Kent and Sussex Courier (UK)
April 30, 2004

Fears have been sparked about the intentions of an anti-drugs talk in Markbeech after it turned out to be led by people with links to a controversial group. Geraldine Ormond, the organiser of the hour-long lecture last week, admitted she would not have got involved if she had known the main speaker was linked to the Church of Scientology.

However, she said the talk did not peddle the group's beliefs and only one leaflet which was handed out made reference to it. Scientologists insisted it was not a scientology event.

Villager Graeme Raeburn, 24, raised concerns after receiving one of Mrs Ormond's flyers advertising the anti-cannabis lecture, which was held in the village hall on Tuesday last week and attracted 80 people.

Although he did not attend the get-together, he told the Kent and Sussex Courier he was worried it was a recruitment drive for new members.

Scientology was formed in the 1950s by East Grinstead-based L Ron Hubbard. It is referred to by members as a religion specialising in the spiritual being but has been plagued by accusations of being a money-making cult.

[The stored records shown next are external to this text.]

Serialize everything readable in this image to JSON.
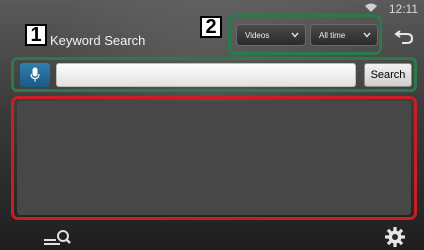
{
  "status": {
    "time": "12:11"
  },
  "header": {
    "title": "Keyword Search"
  },
  "callouts": {
    "one": "1",
    "two": "2"
  },
  "filters": {
    "type_selected": "Videos",
    "period_selected": "All time"
  },
  "search": {
    "query": "",
    "button_label": "Search"
  },
  "colors": {
    "callout_frame_green": "#2a7a4c",
    "results_frame_red": "#c81e28",
    "mic_blue": "#1f6ea0"
  },
  "icons": [
    "wifi-icon",
    "back-icon",
    "chevron-down-icon",
    "microphone-icon",
    "search-menu-icon",
    "gear-icon"
  ]
}
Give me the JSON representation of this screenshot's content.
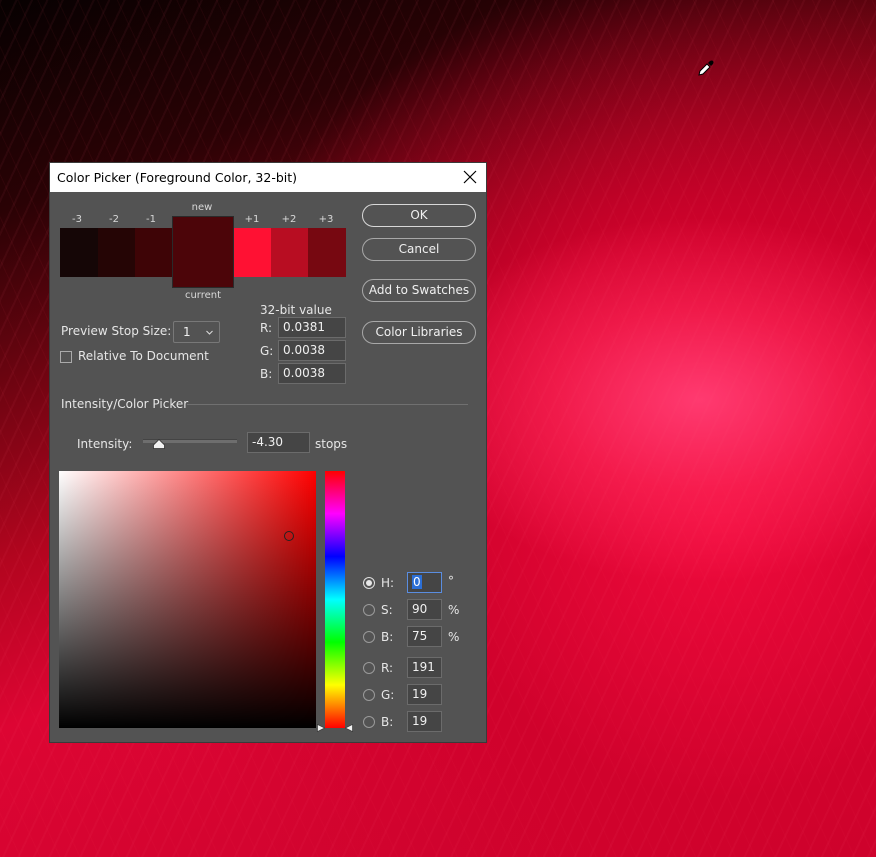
{
  "dialog": {
    "title": "Color Picker (Foreground Color, 32-bit)",
    "swatch_labels": {
      "m3": "-3",
      "m2": "-2",
      "m1": "-1",
      "new": "new",
      "current": "current",
      "p1": "+1",
      "p2": "+2",
      "p3": "+3"
    },
    "swatch_colors": {
      "m3": "#150606",
      "m2": "#250505",
      "m1": "#3e0406",
      "center": "#4c0509",
      "p1": "#ff1133",
      "p2": "#b80d22",
      "p3": "#770811"
    },
    "buttons": {
      "ok": "OK",
      "cancel": "Cancel",
      "add_to_swatches": "Add to Swatches",
      "color_libraries": "Color Libraries"
    },
    "preview_stop_size": {
      "label": "Preview Stop Size:",
      "value": "1"
    },
    "relative_to_document": {
      "label": "Relative To Document",
      "checked": false
    },
    "bit32": {
      "title": "32-bit value",
      "r_label": "R:",
      "r": "0.0381",
      "g_label": "G:",
      "g": "0.0038",
      "b_label": "B:",
      "b": "0.0038"
    },
    "section_label": "Intensity/Color Picker",
    "intensity": {
      "label": "Intensity:",
      "value": "-4.30",
      "unit": "stops"
    },
    "hsb_rgb": {
      "h_label": "H:",
      "h": "0",
      "h_unit": "°",
      "s_label": "S:",
      "s": "90",
      "s_unit": "%",
      "b_label": "B:",
      "b": "75",
      "b_unit": "%",
      "r_label": "R:",
      "r": "191",
      "g_label": "G:",
      "g": "19",
      "bl_label": "B:",
      "bl": "19",
      "selected": "H"
    }
  }
}
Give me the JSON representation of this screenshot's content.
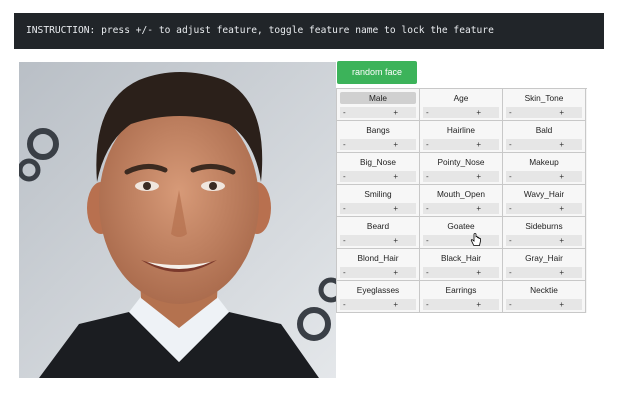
{
  "instruction": "INSTRUCTION: press +/- to adjust feature, toggle feature name to lock the feature",
  "random_face_label": "random face",
  "features": [
    {
      "name": "Male",
      "locked": true
    },
    {
      "name": "Age",
      "locked": false
    },
    {
      "name": "Skin_Tone",
      "locked": false
    },
    {
      "name": "Bangs",
      "locked": false
    },
    {
      "name": "Hairline",
      "locked": false
    },
    {
      "name": "Bald",
      "locked": false
    },
    {
      "name": "Big_Nose",
      "locked": false
    },
    {
      "name": "Pointy_Nose",
      "locked": false
    },
    {
      "name": "Makeup",
      "locked": false
    },
    {
      "name": "Smiling",
      "locked": false
    },
    {
      "name": "Mouth_Open",
      "locked": false
    },
    {
      "name": "Wavy_Hair",
      "locked": false
    },
    {
      "name": "Beard",
      "locked": false
    },
    {
      "name": "Goatee",
      "locked": false
    },
    {
      "name": "Sideburns",
      "locked": false
    },
    {
      "name": "Blond_Hair",
      "locked": false
    },
    {
      "name": "Black_Hair",
      "locked": false
    },
    {
      "name": "Gray_Hair",
      "locked": false
    },
    {
      "name": "Eyeglasses",
      "locked": false
    },
    {
      "name": "Earrings",
      "locked": false
    },
    {
      "name": "Necktie",
      "locked": false
    }
  ],
  "minus_label": "-",
  "plus_label": "+",
  "colors": {
    "button_green": "#3cb35a",
    "banner_bg": "#212529"
  }
}
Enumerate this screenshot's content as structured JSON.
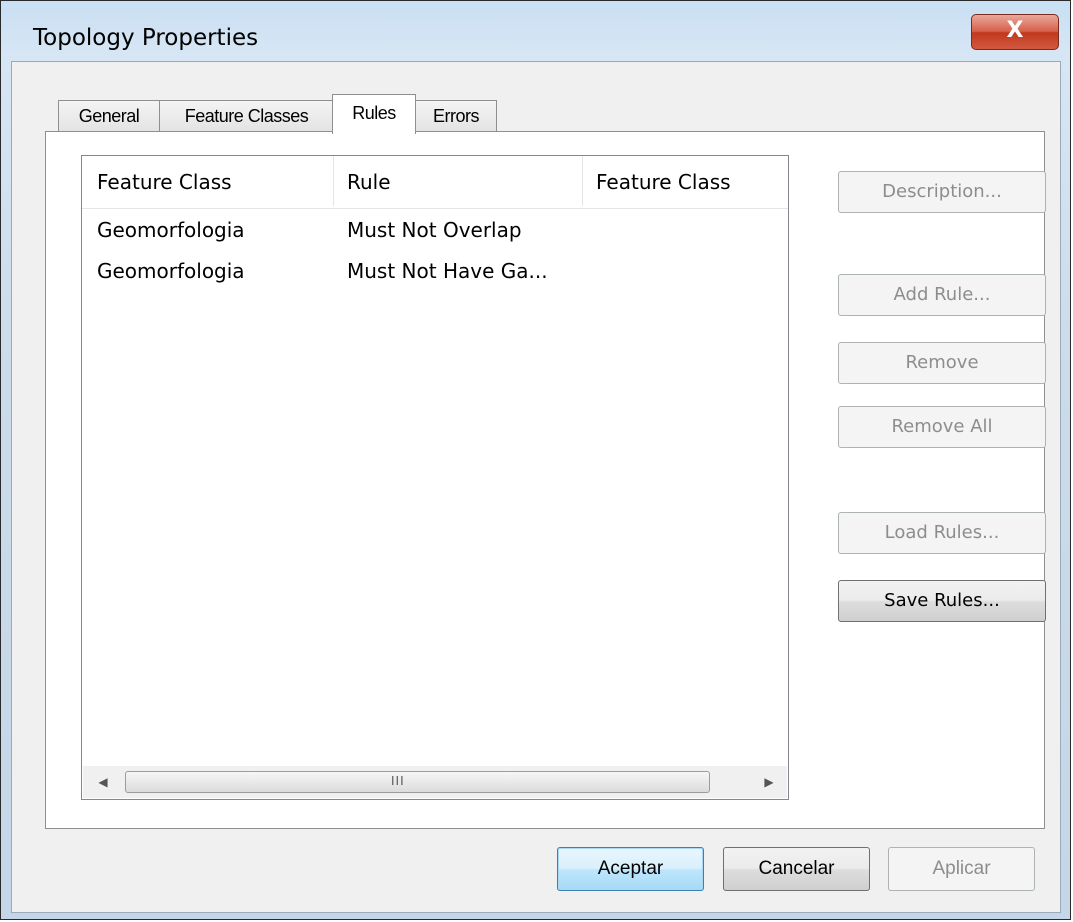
{
  "window": {
    "title": "Topology Properties",
    "close_label": "X"
  },
  "tabs": [
    {
      "label": "General",
      "active": false
    },
    {
      "label": "Feature Classes",
      "active": false
    },
    {
      "label": "Rules",
      "active": true
    },
    {
      "label": "Errors",
      "active": false
    }
  ],
  "rules_list": {
    "columns": [
      "Feature Class",
      "Rule",
      "Feature Class"
    ],
    "rows": [
      {
        "feature_class": "Geomorfologia",
        "rule": "Must Not Overlap",
        "feature_class_2": ""
      },
      {
        "feature_class": "Geomorfologia",
        "rule": "Must Not Have Ga...",
        "feature_class_2": ""
      }
    ],
    "scroll_left_icon": "scroll-left-arrow",
    "scroll_right_icon": "scroll-right-arrow",
    "scroll_grip": "III"
  },
  "side_buttons": {
    "description": "Description...",
    "add_rule": "Add Rule...",
    "remove": "Remove",
    "remove_all": "Remove All",
    "load_rules": "Load Rules...",
    "save_rules": "Save Rules..."
  },
  "footer": {
    "ok": "Aceptar",
    "cancel": "Cancelar",
    "apply": "Aplicar"
  }
}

The Markbeech talk was led by American Bobby Wiggins, who speaks for Narconon, a drug rehabilitation programme which employs the beliefs of scientology.

Mr Raeburn, a vice-president at the Royal College of Art Students' Union, said: "There have been a lot of controversial things they have been doing.

"The rehab involves complete surrender to the controlling people so effectively they are handing over their money and putting their complete belief into the Church of Scientology.

"In no way am I saying I am pro cannabis or any other drug, it is just the fact that when you look into it it's not all it seems." Mrs Ormond organised the lecture after missing one held in Forest Row earlier this month. She said: "Bobby did mention he works for or is involved with them but I didn't know anything of that when I organised the talk. There was no brainwashing and it was not a recruitment drive, it was purely educational." Scientologist Maryanne Hunter, 43, was also at the talk. She said: "It had nothing to do with scientology, all it had to do with was the community. Scientology is not bad, it is just a group of people who want to help."